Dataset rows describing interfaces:
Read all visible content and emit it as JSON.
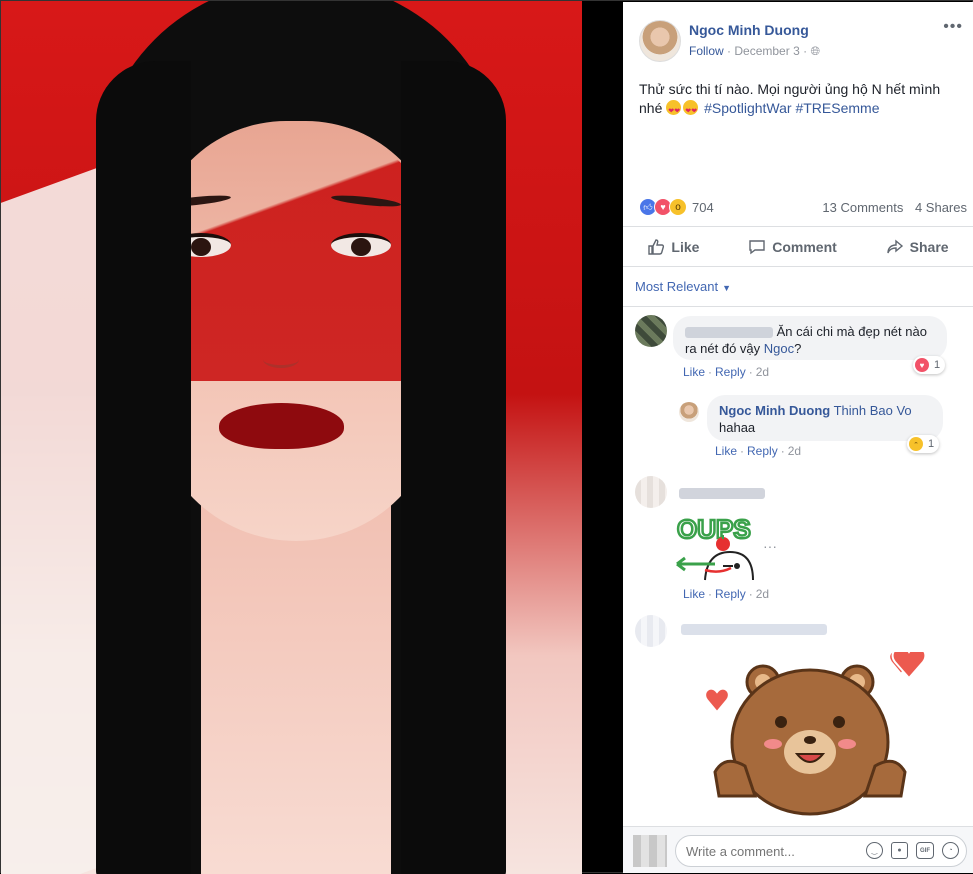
{
  "post": {
    "author": "Ngoc Minh Duong",
    "follow": "Follow",
    "date": "December 3",
    "privacy_icon": "globe-icon",
    "more": "•••",
    "text_plain": "Thử sức thi tí nào. Mọi người ủng hộ N hết mình nhé",
    "hashtag1": "#SpotlightWar",
    "hashtag2": "#TRESemme",
    "reaction_count": "704",
    "comments_count": "13 Comments",
    "shares_count": "4 Shares"
  },
  "actions": {
    "like": "Like",
    "comment": "Comment",
    "share": "Share"
  },
  "sort": {
    "label": "Most Relevant"
  },
  "comments": [
    {
      "text_before": "Ăn cái chi mà đẹp nét nào ra nét đó vậy ",
      "mention": "Ngoc",
      "text_after": "?",
      "like": "Like",
      "reply": "Reply",
      "time": "2d",
      "reaction_count": "1"
    },
    {
      "name": "Ngoc Minh Duong",
      "mention": "Thinh Bao Vo",
      "text": "hahaa",
      "like": "Like",
      "reply": "Reply",
      "time": "2d",
      "reaction_count": "1"
    },
    {
      "sticker_text": "OUPS",
      "like": "Like",
      "reply": "Reply",
      "time": "2d",
      "more": "···"
    }
  ],
  "composer": {
    "placeholder": "Write a comment..."
  },
  "colors": {
    "link": "#365899",
    "like_blue": "#4a76e8",
    "love_red": "#f25268",
    "text": "#1d2129",
    "muted": "#90949c"
  }
}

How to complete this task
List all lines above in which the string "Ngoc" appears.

Result below
    "author": "Ngoc Minh Duong",
      "mention": "Ngoc",
      "name": "Ngoc Minh Duong",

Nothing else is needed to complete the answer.